  • SessouXFX
    We're still talking about Corsairs top of the line Memory here. You're going to pay to play with the big boys, even if it were DDR3. Dominators weren't meant for the frugal or the budget crowd. This should have been obvious from the beginning.
  • Crashman
    352867 said:
    hey crash any chance of getting some igpu benchmarks for ddr4? Also how about a comparison review ddr3 vs ddr4 3000 memory.
    What iGPU is DDR4-capable? And which identical CPUs can we use for the DDR3 vs DDR4 test?
  • computertech82
    Since there is little to ZERO difference between memory speed, then why bother?
  • Crashman
    352867 said:
    8708 said:
    352867 said:
    hey crash any chance of getting some igpu benchmarks for ddr4? Also how about a comparison review ddr3 vs ddr4 3000 memory.
    What iGPU is DDR4-capable? And which identical CPUs can we use for the DDR3 vs DDR4 test?
    i see no igpu on haswell e, speed might be no difference but latency ?
    It's nearly the same, I think the differences you see are mostly due to Haswell-E's workstation-derived quad-channel memory controller.
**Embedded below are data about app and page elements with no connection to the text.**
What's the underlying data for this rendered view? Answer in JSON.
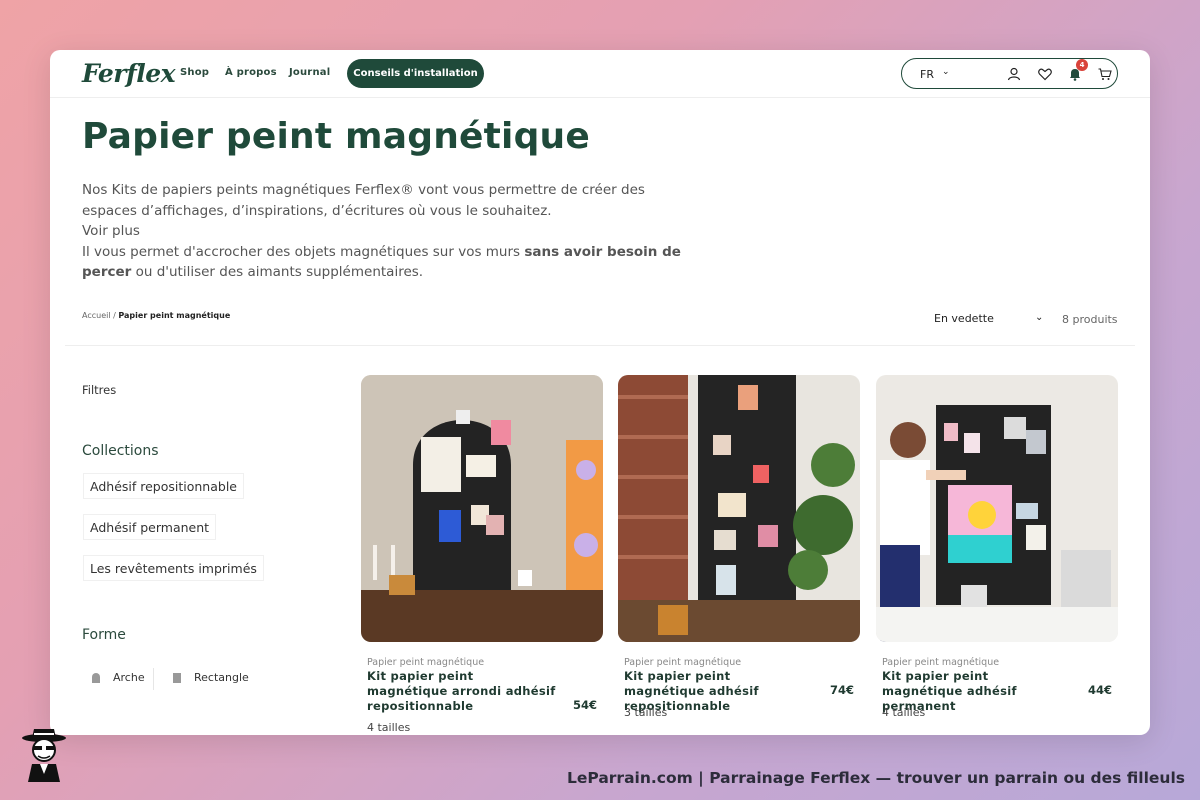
{
  "header": {
    "logo": "Ferflex",
    "nav": [
      "Shop",
      "À propos",
      "Journal"
    ],
    "cta": "Conseils d'installation",
    "lang": "FR",
    "notification_count": "4"
  },
  "page": {
    "title": "Papier peint magnétique",
    "description_1": "Nos Kits de papiers peints magnétiques Ferflex® vont vous permettre de créer des espaces d’affichages, d’inspirations, d’écritures où vous le souhaitez.",
    "see_more": "Voir plus",
    "description_2_start": "Il vous permet d'accrocher des objets magnétiques sur vos murs ",
    "description_2_bold": "sans avoir besoin de percer",
    "description_2_end": " ou d'utiliser des aimants supplémentaires."
  },
  "breadcrumb": {
    "home": "Accueil",
    "separator": "/",
    "current": "Papier peint magnétique"
  },
  "sort": {
    "selected": "En vedette",
    "count": "8 produits"
  },
  "filters": {
    "title": "Filtres",
    "collections_title": "Collections",
    "collections": [
      "Adhésif repositionnable",
      "Adhésif permanent",
      "Les revêtements imprimés"
    ],
    "shape_title": "Forme",
    "shapes": [
      "Arche",
      "Rectangle"
    ]
  },
  "products": [
    {
      "category": "Papier peint magnétique",
      "name": "Kit papier peint magnétique arrondi adhésif repositionnable",
      "price": "54€",
      "sizes": "4 tailles"
    },
    {
      "category": "Papier peint magnétique",
      "name": "Kit papier peint magnétique adhésif repositionnable",
      "price": "74€",
      "sizes": "3 tailles"
    },
    {
      "category": "Papier peint magnétique",
      "name": "Kit papier peint magnétique adhésif permanent",
      "price": "44€",
      "sizes": "4 tailles"
    }
  ],
  "footer": {
    "text": "LeParrain.com | Parrainage Ferflex — trouver un parrain ou des filleuls"
  },
  "colors": {
    "brand_green": "#1f4a3a",
    "badge_red": "#d9433a"
  }
}
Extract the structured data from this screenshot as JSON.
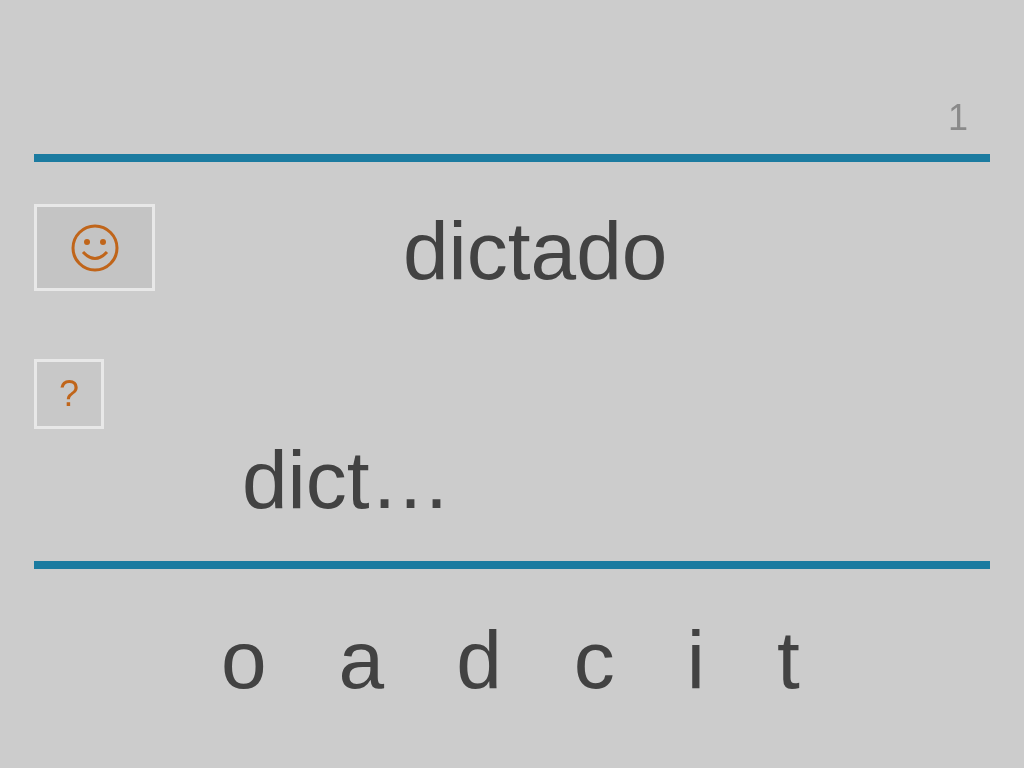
{
  "page_number": "1",
  "prompt": {
    "word": "dictado"
  },
  "hint_button": {
    "label": "?"
  },
  "answer": {
    "value": "dict…"
  },
  "letters": [
    "o",
    "a",
    "d",
    "c",
    "i",
    "t"
  ]
}
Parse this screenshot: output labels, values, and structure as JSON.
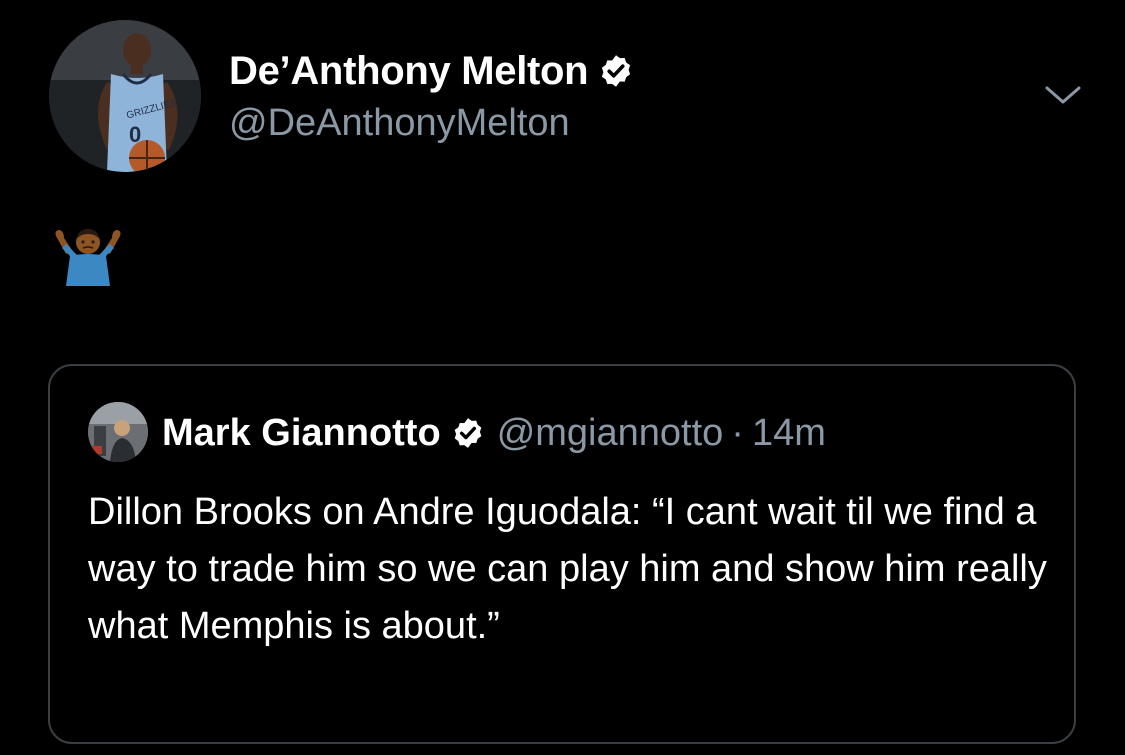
{
  "tweet": {
    "author": {
      "name": "De’Anthony Melton",
      "handle": "@DeAnthonyMelton",
      "verified": true,
      "avatar_icon": "player-avatar"
    },
    "text": "🤷🏾‍♂️",
    "emoji_icon": "man-shrugging-icon",
    "menu_icon": "chevron-down-icon"
  },
  "quoted_tweet": {
    "author": {
      "name": "Mark Giannotto",
      "handle": "@mgiannotto",
      "verified": true,
      "avatar_icon": "user-avatar"
    },
    "separator": "·",
    "time": "14m",
    "text": "Dillon Brooks on Andre Iguodala: “I cant wait til we find a way to trade him so we can play him and show him really what Memphis is about.”"
  },
  "colors": {
    "background": "#000000",
    "text_primary": "#ffffff",
    "text_secondary": "#8b98a5",
    "verified_badge": "#ffffff",
    "card_border": "#3a3f44"
  }
}
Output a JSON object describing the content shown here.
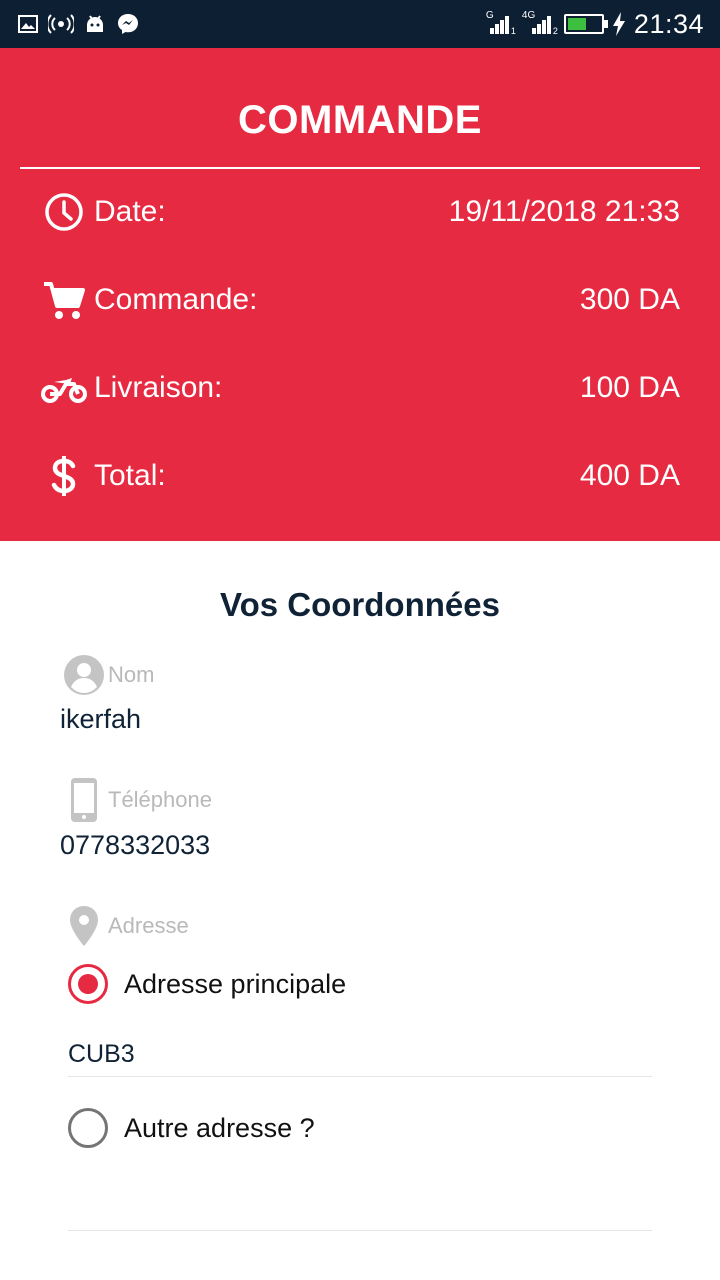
{
  "status_bar": {
    "time": "21:34",
    "sim1_label": "G",
    "sim1_sub": "1",
    "sim2_label": "4G",
    "sim2_sub": "2"
  },
  "order": {
    "title": "COMMANDE",
    "rows": [
      {
        "icon": "clock-icon",
        "label": "Date:",
        "value": "19/11/2018 21:33"
      },
      {
        "icon": "cart-icon",
        "label": "Commande:",
        "value": "300 DA"
      },
      {
        "icon": "motorbike-icon",
        "label": "Livraison:",
        "value": "100 DA"
      },
      {
        "icon": "dollar-icon",
        "label": "Total:",
        "value": "400 DA"
      }
    ]
  },
  "coordinates": {
    "title": "Vos Coordonnées",
    "name": {
      "label": "Nom",
      "value": "ikerfah"
    },
    "phone": {
      "label": "Téléphone",
      "value": "0778332033"
    },
    "address": {
      "label": "Adresse",
      "options": [
        {
          "label": "Adresse principale",
          "selected": true
        },
        {
          "label": "Autre adresse ?",
          "selected": false
        }
      ],
      "main_value": "CUB3"
    }
  },
  "colors": {
    "accent": "#e62a41",
    "status_bar": "#0d1f33",
    "text_dark": "#0f2236",
    "hint": "#b9b9b9"
  }
}
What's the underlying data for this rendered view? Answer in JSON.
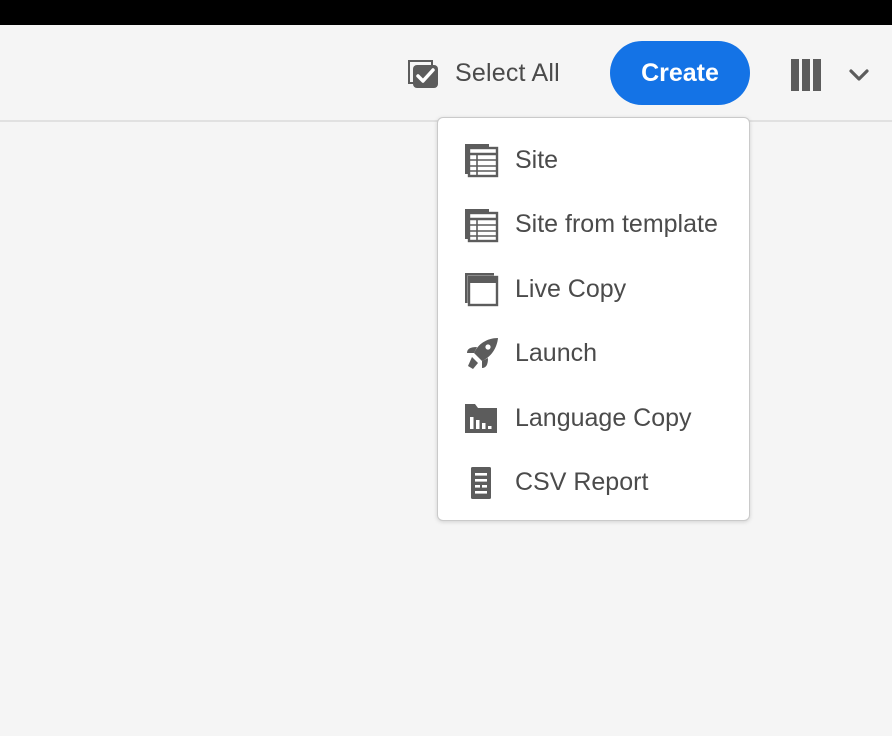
{
  "toolbar": {
    "select_all_label": "Select All",
    "select_all_icon": "checkbox-stack-icon",
    "create_label": "Create",
    "view_icon": "column-view-icon",
    "view_dropdown_icon": "chevron-down-icon"
  },
  "create_menu": {
    "items": [
      {
        "label": "Site",
        "icon": "site-icon"
      },
      {
        "label": "Site from template",
        "icon": "site-template-icon"
      },
      {
        "label": "Live Copy",
        "icon": "live-copy-icon"
      },
      {
        "label": "Launch",
        "icon": "rocket-icon"
      },
      {
        "label": "Language Copy",
        "icon": "language-copy-icon"
      },
      {
        "label": "CSV Report",
        "icon": "csv-report-icon"
      }
    ]
  },
  "colors": {
    "accent": "#1473e6",
    "text": "#4b4b4b",
    "background": "#f5f5f5",
    "top_bar": "#000000"
  }
}
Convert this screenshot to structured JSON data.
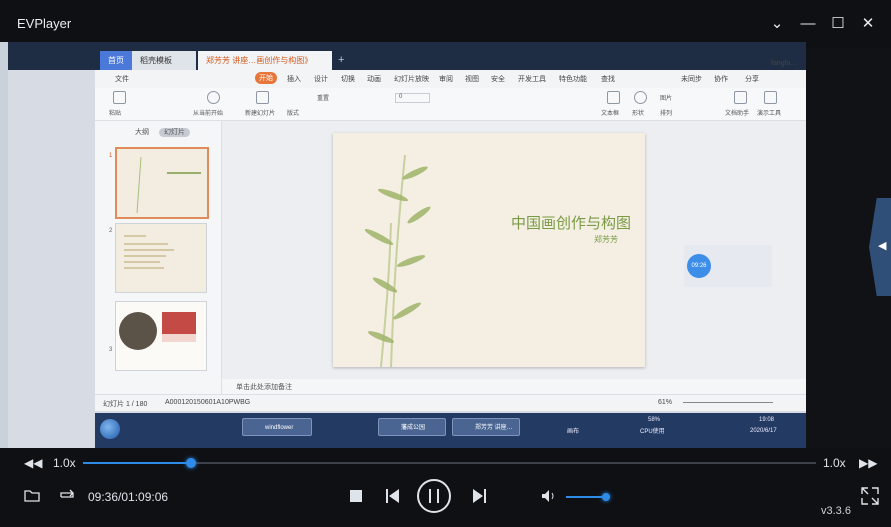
{
  "app": {
    "title": "EVPlayer",
    "version": "v3.3.6"
  },
  "window_controls": {
    "dropdown": "⌄",
    "minimize": "—",
    "maximize": "☐",
    "close": "✕"
  },
  "wps": {
    "tabs": [
      {
        "label": "首页"
      },
      {
        "label": "稻壳模板"
      },
      {
        "label": "郑芳芳 讲座…画创作与构图》"
      }
    ],
    "new_tab": "+",
    "menu": [
      "文件",
      "开始",
      "插入",
      "设计",
      "切换",
      "动画",
      "幻灯片放映",
      "审阅",
      "视图",
      "安全",
      "开发工具",
      "特色功能",
      "查找"
    ],
    "menu_active": "开始",
    "menu_right": [
      "未同步",
      "协作",
      "分享"
    ],
    "user": "fangfa…",
    "ribbon_labels": [
      "粘贴",
      "从当前开始",
      "新建幻灯片",
      "版式",
      "重置",
      "文本框",
      "形状",
      "图片",
      "排列",
      "文档助手",
      "演示工具"
    ],
    "font_size": "0",
    "panel_tabs": [
      "大纲",
      "幻灯片"
    ],
    "panel_active": "幻灯片",
    "slide_numbers": [
      "1",
      "2",
      "3"
    ],
    "panel_add": "+",
    "slide": {
      "title": "中国画创作与构图",
      "author": "郑芳芳"
    },
    "timer_bubble": "09:26",
    "notes_placeholder": "单击此处添加备注",
    "status": {
      "slide_count": "幻灯片 1 / 180",
      "theme": "A000120150601A10PWBG",
      "zoom": "61%"
    }
  },
  "taskbar": {
    "items": [
      "windflower",
      "藩成公园",
      "郑芳芳 讲座…"
    ],
    "tray": {
      "cpu": "58%",
      "cpu_label": "CPU使用",
      "time": "19:08",
      "date": "2020/6/17",
      "ime": "画布"
    }
  },
  "player": {
    "speed_left": "1.0x",
    "speed_right": "1.0x",
    "time": "09:36/01:09:06",
    "progress_fraction": 0.148,
    "volume_fraction": 0.9
  },
  "colors": {
    "accent": "#2f8be8",
    "background": "#0e1014",
    "wps_orange": "#e8763a",
    "slide_green": "#7a9a45"
  }
}
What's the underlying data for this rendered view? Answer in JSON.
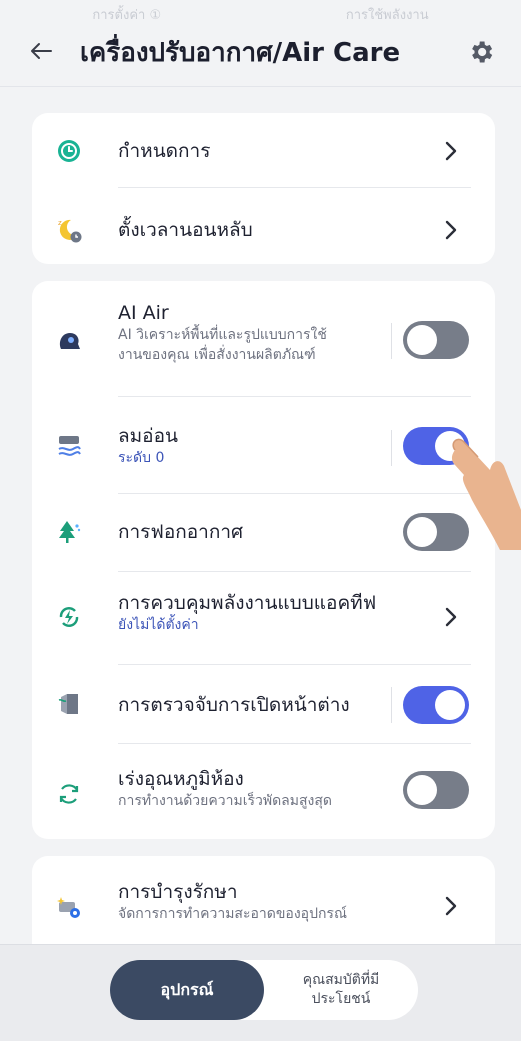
{
  "header": {
    "faded_tabs": [
      "การตั้งค่า ①",
      "การใช้พลังงาน"
    ],
    "title": "เครื่องปรับอากาศ/Air Care",
    "back_icon": "arrow-left-icon",
    "settings_icon": "gear-icon"
  },
  "card1": {
    "items": [
      {
        "label": "กำหนดการ",
        "icon": "clock-icon"
      },
      {
        "label": "ตั้งเวลานอนหลับ",
        "icon": "sleep-moon-icon"
      }
    ]
  },
  "card2": {
    "items": [
      {
        "label": "AI Air",
        "sub": "AI วิเคราะห์พื้นที่และรูปแบบการใช้",
        "sub2": "งานของคุณ เพื่อสั่งงานผลิตภัณฑ์",
        "toggle_on": false,
        "icon": "ai-head-icon"
      },
      {
        "label": "ลมอ่อน",
        "sub": "ระดับ 0",
        "toggle_on": true,
        "icon": "soft-wind-icon"
      },
      {
        "label": "การฟอกอากาศ",
        "toggle_on": false,
        "icon": "tree-purify-icon"
      },
      {
        "label": "การควบคุมพลังงานแบบแอคทีฟ",
        "sub": "ยังไม่ได้ตั้งค่า",
        "icon": "energy-control-icon"
      },
      {
        "label": "การตรวจจับการเปิดหน้าต่าง",
        "toggle_on": true,
        "icon": "window-detect-icon"
      },
      {
        "label": "เร่งอุณหภูมิห้อง",
        "sub": "การทำงานด้วยความเร็วพัดลมสูงสุด",
        "toggle_on": false,
        "icon": "rapid-temp-icon"
      }
    ]
  },
  "card3": {
    "items": [
      {
        "label": "การบำรุงรักษา",
        "sub": "จัดการการทำความสะอาดของอุปกรณ์",
        "icon": "maintenance-icon"
      }
    ]
  },
  "bottom": {
    "tab_active": "อุปกรณ์",
    "tab_inactive_line1": "คุณสมบัติที่มี",
    "tab_inactive_line2": "ประโยชน์"
  },
  "colors": {
    "accent": "#4f63e6",
    "toggle_off": "#777d89",
    "sub_blue": "#3d55b8",
    "active_tab": "#3b4a63"
  }
}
You can even cheat a little with fewer modules (using tighter-than-specified secondary and tertiary values).